When repeated suturing is necessary, standby U-shaped staples 41 are set in motion. This is accomplished due to flexible pushers 55, which are, in their turn, activated via pressure bush 43, second connecting means—tie 33 and second control means—pressure handle 27 associated with these flexible pushers much as basic staples 39 were extended before. As a result, pointed ends of each of the standby U-shaped staples 41 enter shaping grooves 97 of curvilinear guiding surface 71 of a corresponding detachable cartridge 7, are curled therein,. diverging in opposite directions from one another, pierce the wall of graft or stent-graft 101 and the surrounding wall of aorta 103 and return again over a spiral to curvilinear guiding surface 71, repeating this rotation if permitted by the given length of staples 41. In consequence, the wall of graft or stent-graft 101 gets repeatedly sutured by wire spirals formed from standby U-shaped staples 41 to a corresponding wall portion of aorta 103, and standby U-shaped staples 41 themselves entirely extend from recesses 87 of corresponding cartridges 7 and are released from these cartridges 7, forming a second oversew suture at the end of a corresponding graft or stent-graft 101 (FIG. 15).

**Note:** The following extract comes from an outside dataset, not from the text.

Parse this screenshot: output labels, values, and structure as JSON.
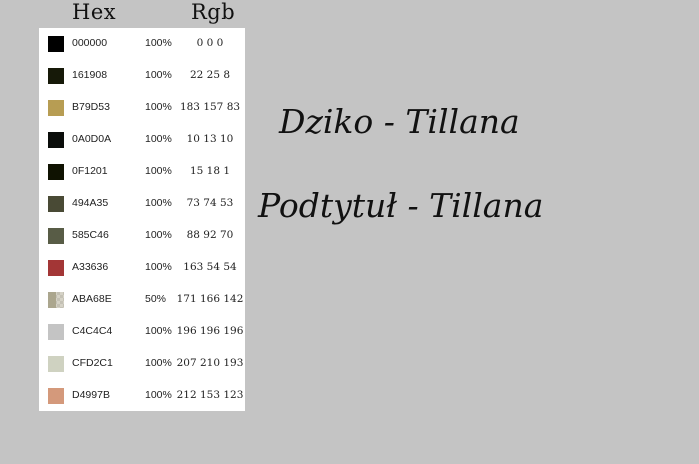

A second oversew suture may be formed at the same end of graft or stent-graft 101 as the first one. This may be accomplished by some radial turning or axial displacement of working head 5 relative to aorta 103. It is evident that to do so it is necessary to completely contract working head 5, turn and displace it, deploy again and orient this working head 5 relative to aorta 103, and only then form the second oversew suture. The second oversew suture may be formed via standby U-shaped staples 41 also at the second end of graft or stent-graft 101 for its securing from the other side in aorta 103 itself or in one of bifurcations 105 or 107 (FIG. 15).

At last, at the final step, sutured graft or stent-graft 101 is detached from apparatus 1. This is accomplished by turning the pivoting head 25 which enables working head 5 to return to its initial position, and radial tongues 51 extend from graft or stent-graft 101 and are detached therefrom. Then endovascular apparatus 1 is brought into inoperative position and removed from the prosthesis—graft or stent-graft 101 and from aorta 103 (FIG. 15).

The application of proposed apparatus 1, as well as the realization, on the basis of this apparatus, of a new and improved method for securing prostheses-grafts or stent-grafts 101 to the wall of a blood vessel, substantially aorta 103, allows to solve the problem of preventing grafts or stent-grafts 101 from displacement from a required position inside aorta 103 which may occur due to peristelsic oscillations of aorta walls or shakings of a patient's body during his movement.

While this invention has been described in conjunction with specific embodiment thereof, it is evident that many alternatives, modifications and variations will be apparent to those skilled in the art. Accordingly, the preferred embodiments of the invention as set forth herein are intended to be illustrative, not limiting. Various changes may be made without departing from the spirit and scope of the invention as defined in the following claims.